**The task:**
An exact copy of every record, with no pictures, please.

[Opening Supplied information section]

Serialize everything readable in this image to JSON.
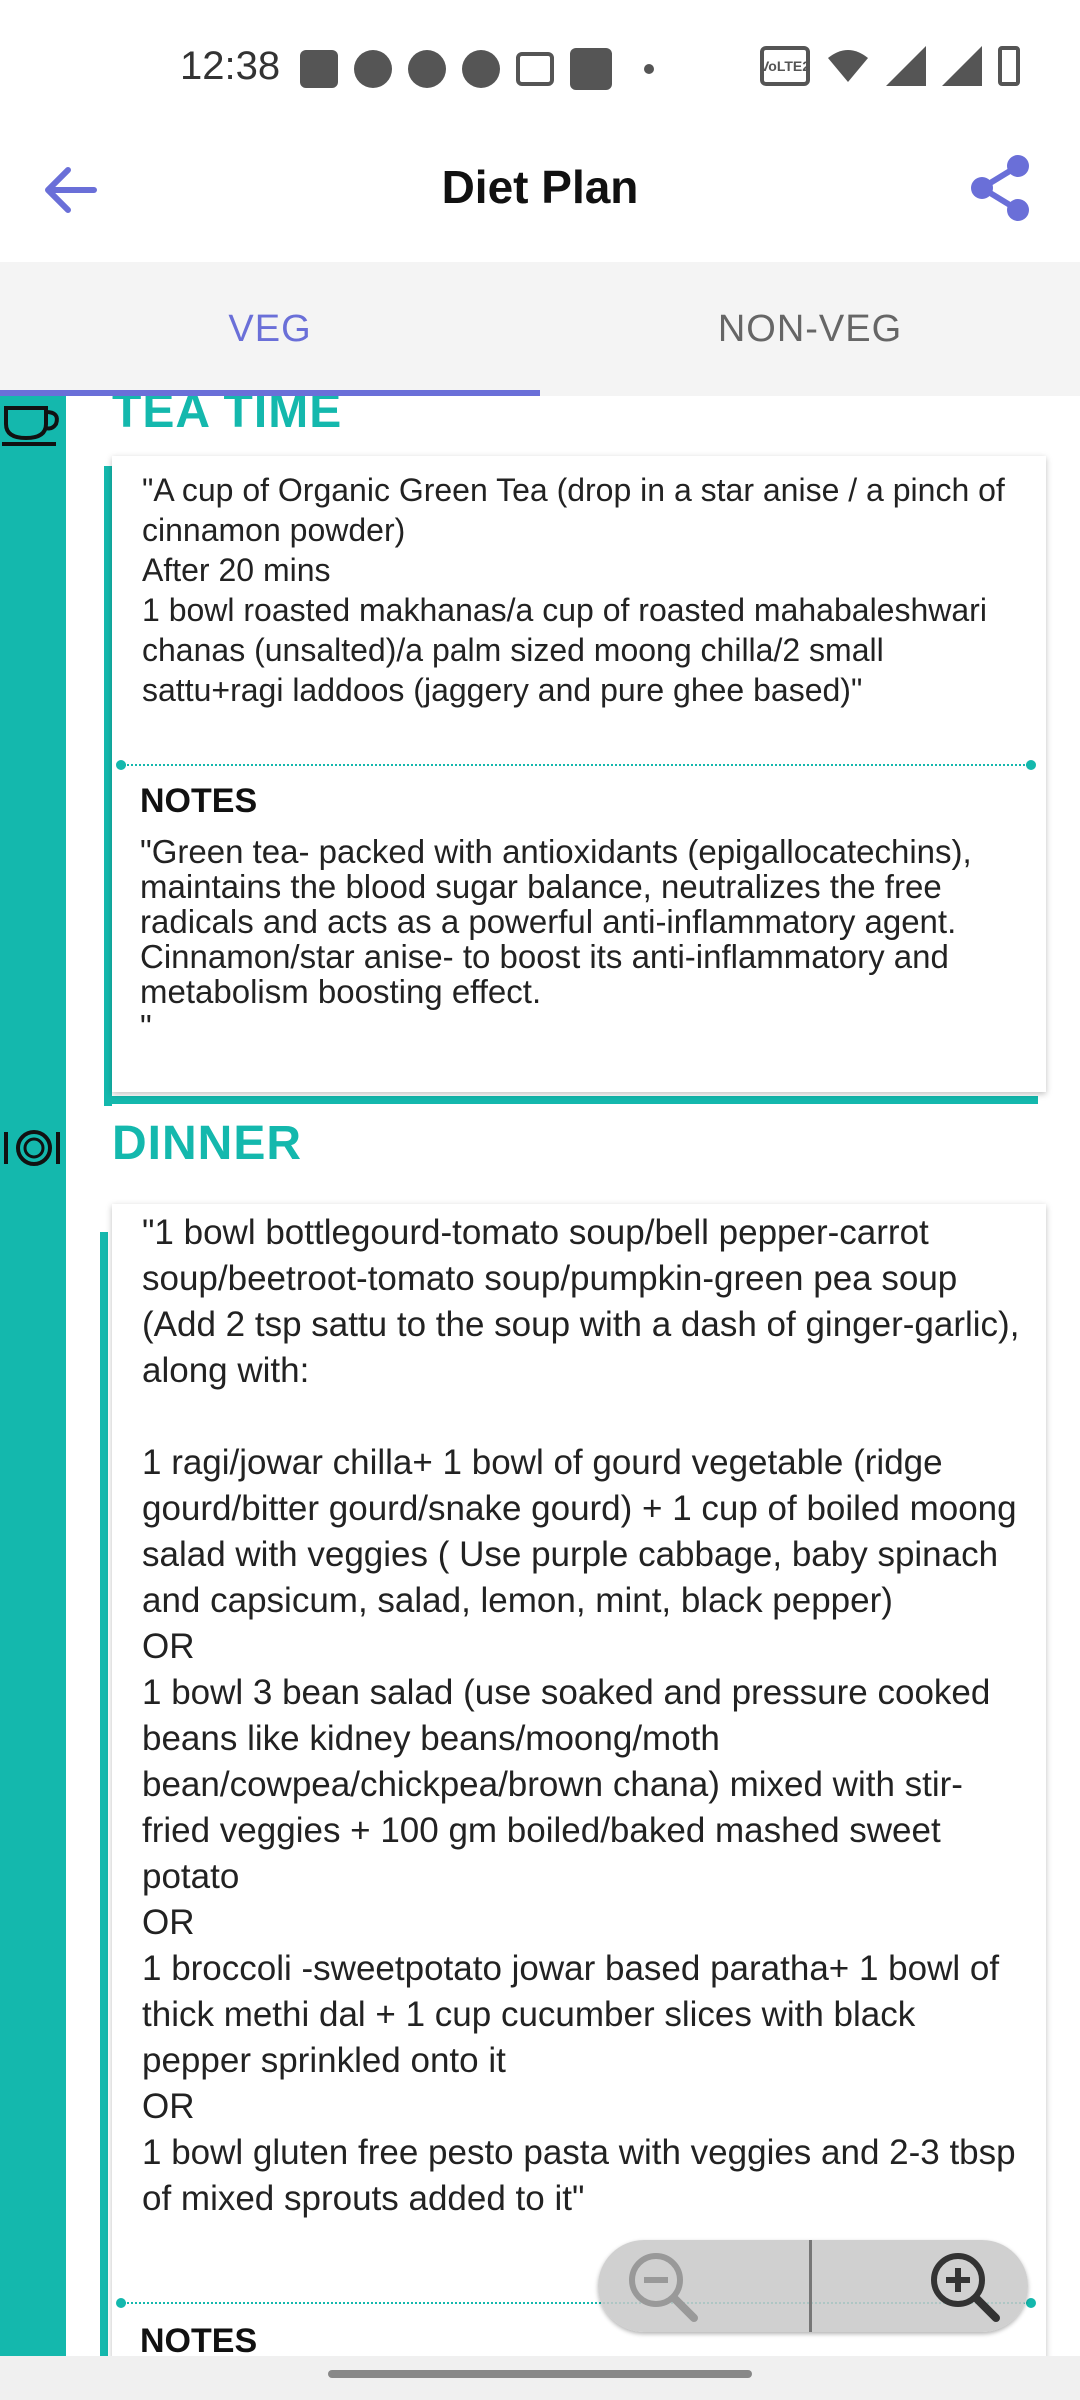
{
  "status_bar": {
    "time": "12:38",
    "network_label": "VoLTE2",
    "left_icons": [
      "notes-icon",
      "chat-bubble-icon",
      "chat-bubble-icon",
      "chat-bubble-icon",
      "gmail-icon",
      "paytm-icon",
      "dot-icon"
    ],
    "right_icons": [
      "volte-icon",
      "wifi-icon",
      "signal-icon",
      "signal-x-icon",
      "battery-charging-icon"
    ]
  },
  "app_bar": {
    "title": "Diet Plan",
    "back_icon": "arrow-left-icon",
    "share_icon": "share-icon",
    "accent_color": "#6a6fd8"
  },
  "tabs": [
    {
      "label": "VEG",
      "selected": true
    },
    {
      "label": "NON-VEG",
      "selected": false
    }
  ],
  "theme": {
    "teal": "#14b8ad"
  },
  "sections": {
    "tea_time": {
      "title": "TEA TIME",
      "icon": "tea-cup-icon",
      "text": "\"A cup of Organic Green Tea (drop in a star anise / a pinch of cinnamon powder)\nAfter 20 mins\n1 bowl roasted makhanas/a cup of roasted mahabaleshwari chanas (unsalted)/a palm sized moong chilla/2 small sattu+ragi laddoos (jaggery and pure ghee based)\"",
      "notes_label": "NOTES",
      "notes": "\"Green tea- packed with antioxidants (epigallocatechins), maintains the blood sugar balance, neutralizes the free radicals and acts as a powerful anti-inflammatory agent. Cinnamon/star anise- to boost its anti-inflammatory and metabolism boosting effect.\n\""
    },
    "dinner": {
      "title": "DINNER",
      "icon": "plate-cutlery-icon",
      "text": "\"1 bowl bottlegourd-tomato soup/bell pepper-carrot soup/beetroot-tomato soup/pumpkin-green pea soup (Add 2 tsp sattu to the soup with a dash of ginger-garlic), along with:\n\n1 ragi/jowar chilla+ 1 bowl of gourd vegetable (ridge gourd/bitter gourd/snake gourd) + 1 cup of boiled moong salad with veggies ( Use purple cabbage, baby spinach and capsicum, salad, lemon, mint, black pepper)\nOR\n1 bowl 3 bean salad (use soaked and pressure cooked beans like kidney beans/moong/moth bean/cowpea/chickpea/brown chana) mixed with stir-fried veggies + 100 gm boiled/baked mashed sweet potato\nOR\n1 broccoli -sweetpotato jowar based paratha+ 1 bowl of thick methi dal + 1 cup cucumber slices with black pepper sprinkled onto it\nOR\n1 bowl gluten free pesto pasta with veggies and 2-3 tbsp of mixed sprouts added to it\"",
      "notes_label": "NOTES"
    }
  },
  "zoom": {
    "out_icon": "zoom-out-icon",
    "in_icon": "zoom-in-icon"
  }
}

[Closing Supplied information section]

**Solution to the exercise:**
Serialize everything readable in this image to JSON.
{
  "status_bar": {
    "time": "12:38",
    "network_label": "VoLTE2",
    "left_icons": [
      "notes-icon",
      "chat-bubble-icon",
      "chat-bubble-icon",
      "chat-bubble-icon",
      "gmail-icon",
      "paytm-icon",
      "dot-icon"
    ],
    "right_icons": [
      "volte-icon",
      "wifi-icon",
      "signal-icon",
      "signal-x-icon",
      "battery-charging-icon"
    ]
  },
  "app_bar": {
    "title": "Diet Plan",
    "back_icon": "arrow-left-icon",
    "share_icon": "share-icon",
    "accent_color": "#6a6fd8"
  },
  "tabs": [
    {
      "label": "VEG",
      "selected": true
    },
    {
      "label": "NON-VEG",
      "selected": false
    }
  ],
  "theme": {
    "teal": "#14b8ad"
  },
  "sections": {
    "tea_time": {
      "title": "TEA TIME",
      "icon": "tea-cup-icon",
      "text": "\"A cup of Organic Green Tea (drop in a star anise / a pinch of cinnamon powder)\nAfter 20 mins\n1 bowl roasted makhanas/a cup of roasted mahabaleshwari chanas (unsalted)/a palm sized moong chilla/2 small sattu+ragi laddoos (jaggery and pure ghee based)\"",
      "notes_label": "NOTES",
      "notes": "\"Green tea- packed with antioxidants (epigallocatechins), maintains the blood sugar balance, neutralizes the free radicals and acts as a powerful anti-inflammatory agent. Cinnamon/star anise- to boost its anti-inflammatory and metabolism boosting effect.\n\""
    },
    "dinner": {
      "title": "DINNER",
      "icon": "plate-cutlery-icon",
      "text": "\"1 bowl bottlegourd-tomato soup/bell pepper-carrot soup/beetroot-tomato soup/pumpkin-green pea soup (Add 2 tsp sattu to the soup with a dash of ginger-garlic), along with:\n\n1 ragi/jowar chilla+ 1 bowl of gourd vegetable (ridge gourd/bitter gourd/snake gourd) + 1 cup of boiled moong salad with veggies ( Use purple cabbage, baby spinach and capsicum, salad, lemon, mint, black pepper)\nOR\n1 bowl 3 bean salad (use soaked and pressure cooked beans like kidney beans/moong/moth bean/cowpea/chickpea/brown chana) mixed with stir-fried veggies + 100 gm boiled/baked mashed sweet potato\nOR\n1 broccoli -sweetpotato jowar based paratha+ 1 bowl of thick methi dal + 1 cup cucumber slices with black pepper sprinkled onto it\nOR\n1 bowl gluten free pesto pasta with veggies and 2-3 tbsp of mixed sprouts added to it\"",
      "notes_label": "NOTES"
    }
  },
  "zoom": {
    "out_icon": "zoom-out-icon",
    "in_icon": "zoom-in-icon"
  }
}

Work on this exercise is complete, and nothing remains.